Select the ‘Rotary’ tab in the bottom right corner of gSender, but double check that your probing wires are connected.

Once you click on the ‘Y-axis Alignment’ button, the machine will immediately begin the probing cycle for locating the Y-axis center line. Be sure you are ready, as you don’t have the option to do a continuity check at this step.

Rotary Mode

With this finished, we’re now ready to switch the Y-axis motor output over to the Vortex, finalizing the Y-axis to A-axis conversion. To do this, ensure your longboard is powered down. You can simply hit the e-stop switch, then flip the small Vortex switch to A.

At this time you can power back up and enable ‘Rotary mode’ within gSender by selecting the ‘Rotary’ tab in the bottom right corner of the screen, then toggling the ‘Rotary Mode’ option found here.

You’ll be prompted to ensure your output switchover has been completed before proceeding.

Load the g-code file you’ve just generated into gSender and install the appropriate cutting bit into your router for your project, in our case we’ll be using a ¼” tapered ball end mill like we setup earlier while generating our toolpaths.

Setting X & Z axis

One of the last things we’ll need to do before we can hit ‘Start’ on this program is setting the Z-axis zero position.

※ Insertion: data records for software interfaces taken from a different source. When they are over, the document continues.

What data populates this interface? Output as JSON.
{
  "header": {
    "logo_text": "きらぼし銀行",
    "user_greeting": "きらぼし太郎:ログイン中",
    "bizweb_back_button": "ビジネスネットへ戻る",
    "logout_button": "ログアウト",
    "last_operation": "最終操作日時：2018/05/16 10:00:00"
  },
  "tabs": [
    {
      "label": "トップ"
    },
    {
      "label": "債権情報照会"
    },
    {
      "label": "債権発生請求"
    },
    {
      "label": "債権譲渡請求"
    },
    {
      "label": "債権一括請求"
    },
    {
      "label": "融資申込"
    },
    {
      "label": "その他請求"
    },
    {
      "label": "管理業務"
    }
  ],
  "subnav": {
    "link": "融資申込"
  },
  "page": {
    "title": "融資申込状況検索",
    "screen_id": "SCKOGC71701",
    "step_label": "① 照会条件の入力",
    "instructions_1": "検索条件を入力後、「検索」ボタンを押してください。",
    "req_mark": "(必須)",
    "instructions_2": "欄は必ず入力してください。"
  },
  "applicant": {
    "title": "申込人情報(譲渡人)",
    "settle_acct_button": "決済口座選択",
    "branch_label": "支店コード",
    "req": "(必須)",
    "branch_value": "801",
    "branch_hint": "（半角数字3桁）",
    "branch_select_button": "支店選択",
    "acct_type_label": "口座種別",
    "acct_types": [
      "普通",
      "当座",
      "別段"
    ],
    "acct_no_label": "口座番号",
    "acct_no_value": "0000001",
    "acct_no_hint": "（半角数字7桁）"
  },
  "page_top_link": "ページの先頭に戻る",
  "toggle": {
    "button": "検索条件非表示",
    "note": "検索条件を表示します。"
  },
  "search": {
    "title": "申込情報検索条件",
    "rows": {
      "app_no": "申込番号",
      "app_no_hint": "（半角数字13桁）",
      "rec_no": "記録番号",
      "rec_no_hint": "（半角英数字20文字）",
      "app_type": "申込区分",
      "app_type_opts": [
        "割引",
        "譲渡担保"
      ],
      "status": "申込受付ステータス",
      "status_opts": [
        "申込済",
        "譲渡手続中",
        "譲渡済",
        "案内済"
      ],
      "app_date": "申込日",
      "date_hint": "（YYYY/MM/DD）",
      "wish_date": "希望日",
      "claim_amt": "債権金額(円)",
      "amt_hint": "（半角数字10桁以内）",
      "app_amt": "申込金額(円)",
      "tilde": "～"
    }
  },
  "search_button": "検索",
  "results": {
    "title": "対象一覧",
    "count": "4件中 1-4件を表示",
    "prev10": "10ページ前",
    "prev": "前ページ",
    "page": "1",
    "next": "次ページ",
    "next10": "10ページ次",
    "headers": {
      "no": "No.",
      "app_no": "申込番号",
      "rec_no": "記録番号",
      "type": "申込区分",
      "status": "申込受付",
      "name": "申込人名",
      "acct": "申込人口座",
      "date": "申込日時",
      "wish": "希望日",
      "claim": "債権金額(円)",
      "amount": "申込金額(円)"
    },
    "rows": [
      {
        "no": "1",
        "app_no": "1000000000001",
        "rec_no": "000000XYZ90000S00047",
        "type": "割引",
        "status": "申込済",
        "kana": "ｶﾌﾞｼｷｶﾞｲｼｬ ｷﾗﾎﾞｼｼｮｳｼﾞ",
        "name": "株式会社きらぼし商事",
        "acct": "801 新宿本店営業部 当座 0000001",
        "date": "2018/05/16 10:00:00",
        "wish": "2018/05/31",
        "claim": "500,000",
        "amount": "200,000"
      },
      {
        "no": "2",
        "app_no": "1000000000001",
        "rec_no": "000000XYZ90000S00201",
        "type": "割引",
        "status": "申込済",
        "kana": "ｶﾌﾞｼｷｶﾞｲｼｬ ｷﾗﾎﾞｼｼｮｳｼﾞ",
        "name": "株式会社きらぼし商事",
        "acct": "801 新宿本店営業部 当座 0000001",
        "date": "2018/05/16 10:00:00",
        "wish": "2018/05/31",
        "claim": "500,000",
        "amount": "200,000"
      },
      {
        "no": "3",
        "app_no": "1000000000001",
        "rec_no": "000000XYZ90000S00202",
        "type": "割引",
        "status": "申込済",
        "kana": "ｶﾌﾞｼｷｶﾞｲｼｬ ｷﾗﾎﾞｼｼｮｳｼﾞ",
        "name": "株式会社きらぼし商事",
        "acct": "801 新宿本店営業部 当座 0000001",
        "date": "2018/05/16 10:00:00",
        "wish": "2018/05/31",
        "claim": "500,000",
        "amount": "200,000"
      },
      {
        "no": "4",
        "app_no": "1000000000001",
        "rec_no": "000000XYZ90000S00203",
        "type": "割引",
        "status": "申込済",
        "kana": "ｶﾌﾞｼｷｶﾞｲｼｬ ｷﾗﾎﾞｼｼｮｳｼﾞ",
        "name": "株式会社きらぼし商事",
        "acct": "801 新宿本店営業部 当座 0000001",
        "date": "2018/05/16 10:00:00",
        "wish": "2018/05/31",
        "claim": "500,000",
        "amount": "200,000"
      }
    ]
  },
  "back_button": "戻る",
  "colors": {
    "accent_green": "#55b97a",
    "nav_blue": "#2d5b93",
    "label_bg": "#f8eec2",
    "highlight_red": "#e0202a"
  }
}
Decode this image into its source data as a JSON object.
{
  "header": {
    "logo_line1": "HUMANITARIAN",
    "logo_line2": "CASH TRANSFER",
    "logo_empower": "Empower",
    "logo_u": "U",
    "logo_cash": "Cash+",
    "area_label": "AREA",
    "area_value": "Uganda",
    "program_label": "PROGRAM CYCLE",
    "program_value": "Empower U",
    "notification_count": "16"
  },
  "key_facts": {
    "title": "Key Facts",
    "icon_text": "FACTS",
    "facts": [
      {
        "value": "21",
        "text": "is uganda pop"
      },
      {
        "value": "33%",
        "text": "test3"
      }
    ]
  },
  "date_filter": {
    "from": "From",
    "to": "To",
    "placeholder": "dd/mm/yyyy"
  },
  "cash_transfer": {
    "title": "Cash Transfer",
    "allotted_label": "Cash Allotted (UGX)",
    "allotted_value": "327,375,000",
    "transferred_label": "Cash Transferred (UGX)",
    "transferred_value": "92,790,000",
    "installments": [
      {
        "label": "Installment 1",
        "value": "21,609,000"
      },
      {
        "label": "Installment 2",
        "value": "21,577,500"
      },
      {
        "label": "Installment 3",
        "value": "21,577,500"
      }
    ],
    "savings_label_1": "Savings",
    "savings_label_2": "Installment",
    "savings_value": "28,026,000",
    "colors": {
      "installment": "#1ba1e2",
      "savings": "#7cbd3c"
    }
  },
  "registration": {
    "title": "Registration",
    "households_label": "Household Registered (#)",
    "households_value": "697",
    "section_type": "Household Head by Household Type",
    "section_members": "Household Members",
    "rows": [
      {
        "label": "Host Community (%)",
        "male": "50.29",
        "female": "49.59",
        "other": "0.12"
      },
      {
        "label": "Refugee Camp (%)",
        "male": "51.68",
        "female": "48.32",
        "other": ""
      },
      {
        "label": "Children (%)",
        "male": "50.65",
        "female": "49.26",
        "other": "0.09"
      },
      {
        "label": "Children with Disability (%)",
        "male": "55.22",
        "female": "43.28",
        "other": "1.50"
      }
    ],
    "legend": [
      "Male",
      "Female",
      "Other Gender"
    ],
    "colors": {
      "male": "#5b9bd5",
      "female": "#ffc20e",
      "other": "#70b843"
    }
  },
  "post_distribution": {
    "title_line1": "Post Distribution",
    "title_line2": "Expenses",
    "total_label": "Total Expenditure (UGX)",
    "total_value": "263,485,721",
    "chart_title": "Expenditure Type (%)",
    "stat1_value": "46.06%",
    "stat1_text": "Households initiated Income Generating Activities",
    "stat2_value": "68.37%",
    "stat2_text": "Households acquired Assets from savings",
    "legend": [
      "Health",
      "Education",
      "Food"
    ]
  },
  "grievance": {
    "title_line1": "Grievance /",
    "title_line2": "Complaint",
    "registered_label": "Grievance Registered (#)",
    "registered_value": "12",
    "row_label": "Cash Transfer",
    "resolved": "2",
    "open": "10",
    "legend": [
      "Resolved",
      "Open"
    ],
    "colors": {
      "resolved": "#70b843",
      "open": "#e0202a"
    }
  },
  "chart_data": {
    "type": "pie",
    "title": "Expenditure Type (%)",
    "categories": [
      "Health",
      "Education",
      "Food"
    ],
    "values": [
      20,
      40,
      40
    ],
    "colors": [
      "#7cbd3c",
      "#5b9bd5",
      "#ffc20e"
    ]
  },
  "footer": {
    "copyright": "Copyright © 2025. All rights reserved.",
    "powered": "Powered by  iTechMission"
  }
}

Since we’ve set the origin of this project to be at the rotating axis/center line we’ll make use of the Vortex’s built in Z-axis probing functionality.

To do this, jog the cutting bit to be hovering approximately ~15mm just above the chuck, just like we did with the Y-axis probing. Double check that your probing wires are in place before proceeding!

In gSender, select the rotary axis tab, then Click ‘Probe Rotary Z-axis’ and the Z-axis will begin probing automatically, setting the Z-zero point for you.

Next, jog your X-axis to wherever you’d like the job to start then click ‘Zero X’ to set your X-zero point. Make sure this is far enough from the chuck to ensure there won’t be any collisions with your cutting bit.

We’ll also want to make sure that this isn’t set too far to the right, causing us to cut air once we reach the end of the stock. Since we know our model length is 1.86”, we’ll mark out a line on our stock ~1.9” from the end, then set our zero here.

Since our A-axis zero position doesn’t matter in this case (and in most cases with rotary projects), we can set this zero point wherever we’d like, or leave this unchanged.

With all three axes’ zero points set, we’re ready to turn on our router and click ‘Start’! If this is your first project using the Vortex, keep a watchful eye for any strange behaviour and adjust the feed override while the project runs if needed.

Once the project has completed, you have a couple choices.

  1. Remove your piece from the chuck, cut/saw off the bottom and admire your latest creation.
  2. If you have enough space, you can jog your X axis to the spot you want to cut, turn on your router, lower your Z axis into the wood, and spin the A axis to cut out your final piece.

Checkmate indeed!